=== Material provided ===

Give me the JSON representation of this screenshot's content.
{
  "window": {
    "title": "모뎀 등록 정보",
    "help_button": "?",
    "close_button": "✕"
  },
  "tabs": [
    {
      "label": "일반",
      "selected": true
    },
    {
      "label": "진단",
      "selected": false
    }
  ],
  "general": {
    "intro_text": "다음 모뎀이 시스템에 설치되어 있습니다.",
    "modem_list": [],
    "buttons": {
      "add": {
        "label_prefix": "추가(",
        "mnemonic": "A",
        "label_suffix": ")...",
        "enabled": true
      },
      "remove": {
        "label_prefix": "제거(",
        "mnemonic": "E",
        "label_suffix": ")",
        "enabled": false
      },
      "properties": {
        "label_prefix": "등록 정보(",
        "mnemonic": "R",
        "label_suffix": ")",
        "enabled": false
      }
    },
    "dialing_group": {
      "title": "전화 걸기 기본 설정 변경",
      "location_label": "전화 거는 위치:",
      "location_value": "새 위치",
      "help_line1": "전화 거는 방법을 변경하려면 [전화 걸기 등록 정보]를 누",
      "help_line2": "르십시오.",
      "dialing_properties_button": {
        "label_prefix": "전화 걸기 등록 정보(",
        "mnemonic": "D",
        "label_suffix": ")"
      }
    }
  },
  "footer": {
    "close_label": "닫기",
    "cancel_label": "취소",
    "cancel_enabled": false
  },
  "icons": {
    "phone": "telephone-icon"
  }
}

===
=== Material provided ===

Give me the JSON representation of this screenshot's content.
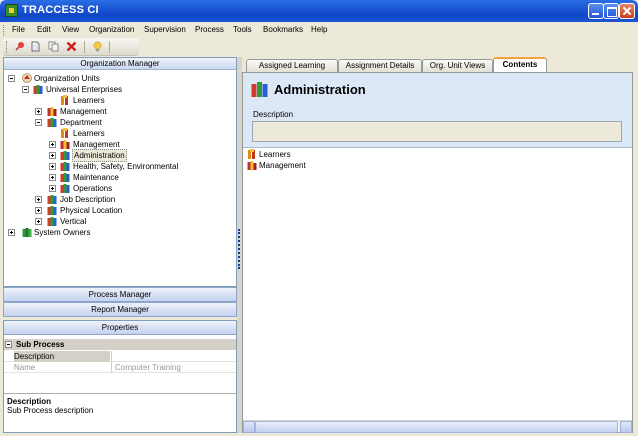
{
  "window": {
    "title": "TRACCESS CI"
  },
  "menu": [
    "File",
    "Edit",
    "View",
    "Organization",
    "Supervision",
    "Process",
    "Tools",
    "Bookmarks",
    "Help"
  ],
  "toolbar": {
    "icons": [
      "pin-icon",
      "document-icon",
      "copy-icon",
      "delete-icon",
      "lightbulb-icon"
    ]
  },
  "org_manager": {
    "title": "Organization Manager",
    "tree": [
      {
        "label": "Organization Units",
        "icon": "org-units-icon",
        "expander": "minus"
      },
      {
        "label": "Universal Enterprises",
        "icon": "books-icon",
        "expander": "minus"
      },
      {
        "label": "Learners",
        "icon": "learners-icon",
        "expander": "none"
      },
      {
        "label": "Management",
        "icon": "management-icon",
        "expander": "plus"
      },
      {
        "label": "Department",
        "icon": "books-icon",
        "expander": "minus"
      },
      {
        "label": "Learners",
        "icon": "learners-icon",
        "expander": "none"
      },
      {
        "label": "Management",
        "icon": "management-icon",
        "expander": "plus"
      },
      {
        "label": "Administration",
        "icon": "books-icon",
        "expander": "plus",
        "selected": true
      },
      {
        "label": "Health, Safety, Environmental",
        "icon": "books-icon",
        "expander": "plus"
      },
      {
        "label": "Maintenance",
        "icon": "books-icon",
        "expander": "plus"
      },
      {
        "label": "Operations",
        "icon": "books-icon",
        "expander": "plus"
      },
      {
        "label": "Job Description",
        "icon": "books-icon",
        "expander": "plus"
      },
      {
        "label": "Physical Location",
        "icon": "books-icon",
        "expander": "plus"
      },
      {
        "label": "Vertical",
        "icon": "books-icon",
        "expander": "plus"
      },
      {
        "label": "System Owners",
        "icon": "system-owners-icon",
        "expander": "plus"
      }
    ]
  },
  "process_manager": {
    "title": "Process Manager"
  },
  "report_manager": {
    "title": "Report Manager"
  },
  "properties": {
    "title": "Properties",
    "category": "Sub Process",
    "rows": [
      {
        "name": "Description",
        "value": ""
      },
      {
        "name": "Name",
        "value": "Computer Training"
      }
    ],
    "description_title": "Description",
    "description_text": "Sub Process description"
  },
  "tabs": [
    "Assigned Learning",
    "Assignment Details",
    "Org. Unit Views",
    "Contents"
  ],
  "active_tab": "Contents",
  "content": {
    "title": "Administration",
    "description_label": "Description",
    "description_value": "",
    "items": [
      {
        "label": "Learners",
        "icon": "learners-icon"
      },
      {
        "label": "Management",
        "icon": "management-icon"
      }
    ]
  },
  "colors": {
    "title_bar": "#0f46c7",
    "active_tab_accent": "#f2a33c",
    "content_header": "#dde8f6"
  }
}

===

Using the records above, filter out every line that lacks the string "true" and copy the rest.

» **Solution for this exercise**:
      "selected": true
        "enabled": true
        "selected": true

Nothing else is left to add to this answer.